"The bigotry, rigidity and dogmatism of the Christian religion... is something I can't swallow, even in the tempered Anglican version; yet ...the best parts of Christianity have formed my outlook and dwell at the bedrock of my soul."

I think I share this as well. I can't follow where any organized religion likes to go, because of those factors, and because somehow people can't seem to devote themselves to spiritual matters as a group without ignoring spiritual matters in favour of hierarchies, political machinations, bids for dominance and thinking and acting in a manner I consider silly. But listening to Pretty Lady helped me make peace with the fact that I am a spiritual creature, that my art practice is a spiritual practice, and that the myths of Christianity hums in a way that makes my soul hum back in response.

Motherhood tends to claim one's energies a bit, or so I'm told :-D So if blogging isn't calling you as much, I'm not surprised. But I'll be around, and when you feel like sharing what you discover, I'll be most curious to hear it, because if there are brains that will think interesting thoughts about motherhood, they are surely those of Stephanie and Pretty Lady. Evolve away, mes dames! I hurl blessings at you and yours.

Pretty Lady said...

Wow, Spatula, I had no idea. Thank you.

Spatula said...

Just hope you are not backing away from the monitor in fear :-)

I totally mean in a non-stalkery way and I don't boil people's rabbits or anything. Honest to blog.

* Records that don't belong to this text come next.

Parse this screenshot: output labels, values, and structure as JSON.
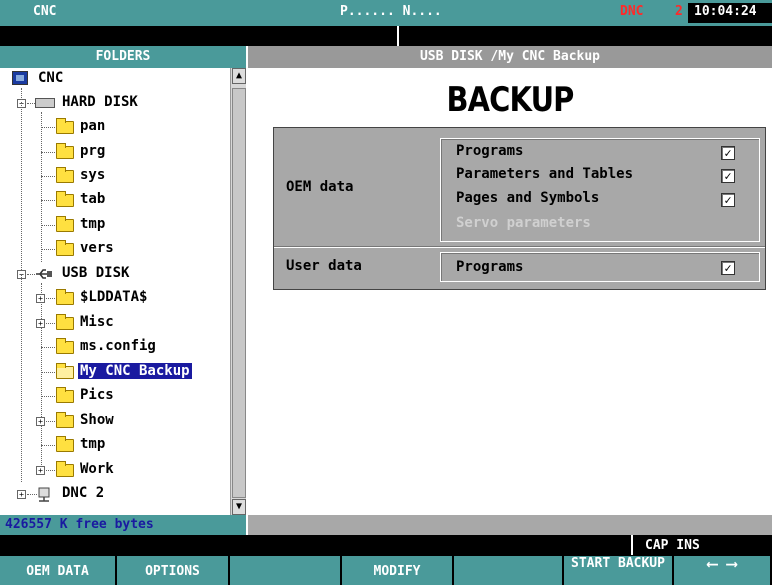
{
  "topbar": {
    "app": "CNC",
    "program": "P...... N....",
    "mode": "DNC",
    "channel": "2",
    "time": "10:04:24"
  },
  "folders_panel": {
    "title": "FOLDERS",
    "items": [
      {
        "label": "CNC"
      },
      {
        "label": "HARD DISK"
      },
      {
        "label": "pan"
      },
      {
        "label": "prg"
      },
      {
        "label": "sys"
      },
      {
        "label": "tab"
      },
      {
        "label": "tmp"
      },
      {
        "label": "vers"
      },
      {
        "label": "USB DISK"
      },
      {
        "label": "$LDDATA$"
      },
      {
        "label": "Misc"
      },
      {
        "label": "ms.config"
      },
      {
        "label": "My CNC Backup"
      },
      {
        "label": "Pics"
      },
      {
        "label": "Show"
      },
      {
        "label": "tmp"
      },
      {
        "label": "Work"
      },
      {
        "label": "DNC 2"
      }
    ],
    "free_space": "426557 K free bytes"
  },
  "main": {
    "path": "USB DISK /My CNC Backup",
    "title": "BACKUP",
    "oem_label": "OEM data",
    "oem_options": [
      {
        "label": "Programs",
        "checked": true
      },
      {
        "label": "Parameters and Tables",
        "checked": true
      },
      {
        "label": "Pages and Symbols",
        "checked": true
      },
      {
        "label": "Servo parameters",
        "enabled": false
      }
    ],
    "user_label": "User data",
    "user_options": [
      {
        "label": "Programs",
        "checked": true
      }
    ],
    "check_mark": "✓"
  },
  "capbar": {
    "status": "CAP  INS"
  },
  "softkeys": [
    {
      "label": "OEM DATA"
    },
    {
      "label": "OPTIONS"
    },
    {
      "label": ""
    },
    {
      "label": "MODIFY"
    },
    {
      "label": ""
    },
    {
      "label": "START BACKUP"
    },
    {
      "label": "⟵ ⟶"
    }
  ]
}
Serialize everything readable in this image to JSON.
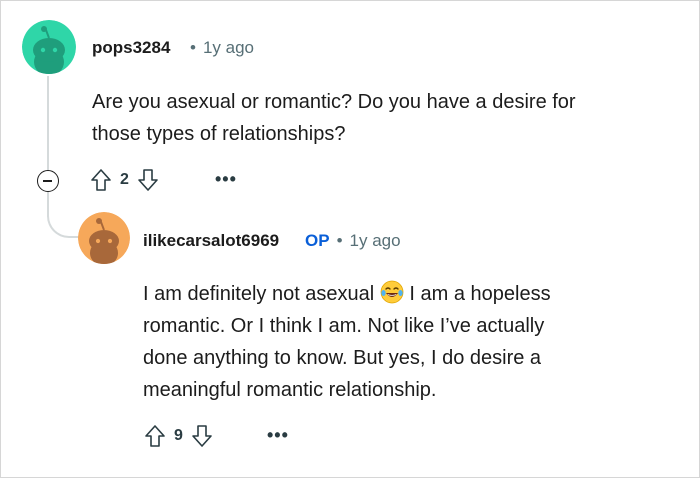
{
  "comment1": {
    "username": "pops3284",
    "time": "1y ago",
    "separator": "•",
    "body_lines": [
      "Are you asexual or romantic? Do you have a desire for",
      "those types of relationships?"
    ],
    "score": "2",
    "more": "•••",
    "avatar_color": "#2fd6a8"
  },
  "comment2": {
    "username": "ilikecarsalot6969",
    "op_badge": "OP",
    "time": "1y ago",
    "separator": "•",
    "body_line1_part1": "I am definitely not asexual",
    "body_line1_part2": "I am a hopeless",
    "body_lines": [
      "romantic. Or I think I am. Not like I’ve actually",
      "done anything to know. But yes, I do desire a",
      "meaningful romantic relationship."
    ],
    "emoji": "laughing-tears",
    "score": "9",
    "more": "•••",
    "avatar_color": "#f6a85a"
  },
  "colors": {
    "thread_line": "#d5dadb",
    "op_blue": "#0a5fd8",
    "meta_gray": "#576f76"
  }
}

Pretty Lady said...

Nah, I wasn't worried; it's a good twelve-hour drive from Toronto, which would wear out even the most determined rabbit boiler.;-) I'm just Pleased As Punch.

Anonymous said...

Bravo Stephanie.....


David said...

Dear Stephanie:

Thank you so much for Pretty Lady. She will always have a special place in many hearts I'm sure. Having always depended on the kindness of strangers myself, not to mention the wisdom of the opposite sex, I've found her to be a beacon and a comfort. This does seem to be a moment for turning the page, for good or ill, with the election over and the global financial meltdown and all, and let's all hope it will be for the good. Take good care of that baby now.


Mary Klein said...

Congratulations, oh-pretty-mother, what wonderful news!

Wishing you all the very best, Mary

Anonymous said...

Oh, Pretty Lady. Or whoever you are. I am twenty years old and slowly, slowly trying to figure out how I will make a living as a musician, how to stay inspired, how to deal with bullies and losers, how to have a healthy romantic relationship, and how to be a good person. I've been lurking on this blog for about a year. I cannot believe I've never commented. But you have helped me SO in my quest to learn how to do these things. Thank you so much. You're going to be the best mom ever.

Anonymous said...

Dear Stephanie,
Congratulations on the baby. Yes, it seems that pregnancy reduces bloodflow to the brain, or if you like to think in terms of energy, your creative energy is busy creating a little person.
I'm glad you'll still be around.
I was looking at your shop a couple days ago. Notecards, please? Pretty-please?
My t-shirt's holding up okay, considering how often I wear it. Note to others: do wash inside out.

Nikki Di Virgilio said...

Hello. I am new to your blog. We are both contributors to Rachelle's BlogHer articles- as "writers of spirit" so I thought I would visit.

Anonymous said...

Oh, I figured it out! I need to look at the top link. Sorry about that. I guess I can't just order a card mix, I have to build my own. OK, I'll figure this out.
Thanks so much!

Pretty Lady said...

Yes, indeed, Boysmom, the card options at Cafe Press were lousy, and you couldn't make up a pre-boxed set at ImageKind, but you CAN get what you want with a little labor.

Glad you like the t-shirt! I need to order one for myself...

Eva said...

How many of us, I wonder, thought we would have been courtesans in another era or another life? Many women have told me their version. Growing up in the west - the Wild West - we always pretended to be the local can-can girls, never Calamity Jane. And in my small attempts to be an actress, I was in few productions, but it is absolutely amazing how many times I was cast as a hooker. So it was not just how I saw myself, but how others did too, as a source of art, not just money.